| WHAT THE EXERCISE ASKS |
Reproduce all entries below verbatim. Skip the pictures.

| DATA TO EXAMINE |
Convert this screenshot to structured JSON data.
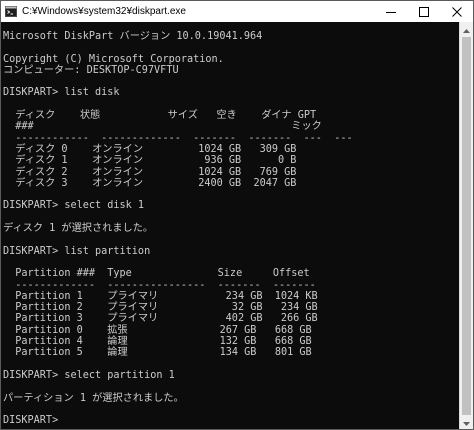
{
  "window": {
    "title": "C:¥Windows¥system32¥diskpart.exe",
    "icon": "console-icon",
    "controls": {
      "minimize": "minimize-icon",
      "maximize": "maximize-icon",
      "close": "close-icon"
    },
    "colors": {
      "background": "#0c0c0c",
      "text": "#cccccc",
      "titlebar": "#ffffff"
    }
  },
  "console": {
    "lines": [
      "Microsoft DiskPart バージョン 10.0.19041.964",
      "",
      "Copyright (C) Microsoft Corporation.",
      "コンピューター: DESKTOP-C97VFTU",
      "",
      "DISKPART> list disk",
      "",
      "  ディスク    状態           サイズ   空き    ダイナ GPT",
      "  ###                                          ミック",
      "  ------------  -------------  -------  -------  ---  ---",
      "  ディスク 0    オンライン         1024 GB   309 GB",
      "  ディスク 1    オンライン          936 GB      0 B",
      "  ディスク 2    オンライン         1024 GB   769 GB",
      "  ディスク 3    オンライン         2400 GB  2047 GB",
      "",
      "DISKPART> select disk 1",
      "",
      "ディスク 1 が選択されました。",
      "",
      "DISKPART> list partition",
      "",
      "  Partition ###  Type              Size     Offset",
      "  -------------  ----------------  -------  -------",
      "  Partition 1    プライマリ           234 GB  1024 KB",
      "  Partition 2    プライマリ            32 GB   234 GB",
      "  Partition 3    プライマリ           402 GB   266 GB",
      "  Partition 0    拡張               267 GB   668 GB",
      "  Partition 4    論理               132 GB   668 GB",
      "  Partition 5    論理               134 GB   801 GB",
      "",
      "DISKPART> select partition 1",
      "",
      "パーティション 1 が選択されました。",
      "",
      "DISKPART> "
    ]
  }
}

| WRITTEN SOLUTION |
Convert this screenshot to structured JSON data.
{
  "window": {
    "title": "C:¥Windows¥system32¥diskpart.exe",
    "icon": "console-icon",
    "controls": {
      "minimize": "minimize-icon",
      "maximize": "maximize-icon",
      "close": "close-icon"
    },
    "colors": {
      "background": "#0c0c0c",
      "text": "#cccccc",
      "titlebar": "#ffffff"
    }
  },
  "console": {
    "lines": [
      "Microsoft DiskPart バージョン 10.0.19041.964",
      "",
      "Copyright (C) Microsoft Corporation.",
      "コンピューター: DESKTOP-C97VFTU",
      "",
      "DISKPART> list disk",
      "",
      "  ディスク    状態           サイズ   空き    ダイナ GPT",
      "  ###                                          ミック",
      "  ------------  -------------  -------  -------  ---  ---",
      "  ディスク 0    オンライン         1024 GB   309 GB",
      "  ディスク 1    オンライン          936 GB      0 B",
      "  ディスク 2    オンライン         1024 GB   769 GB",
      "  ディスク 3    オンライン         2400 GB  2047 GB",
      "",
      "DISKPART> select disk 1",
      "",
      "ディスク 1 が選択されました。",
      "",
      "DISKPART> list partition",
      "",
      "  Partition ###  Type              Size     Offset",
      "  -------------  ----------------  -------  -------",
      "  Partition 1    プライマリ           234 GB  1024 KB",
      "  Partition 2    プライマリ            32 GB   234 GB",
      "  Partition 3    プライマリ           402 GB   266 GB",
      "  Partition 0    拡張               267 GB   668 GB",
      "  Partition 4    論理               132 GB   668 GB",
      "  Partition 5    論理               134 GB   801 GB",
      "",
      "DISKPART> select partition 1",
      "",
      "パーティション 1 が選択されました。",
      "",
      "DISKPART> "
    ]
  }
}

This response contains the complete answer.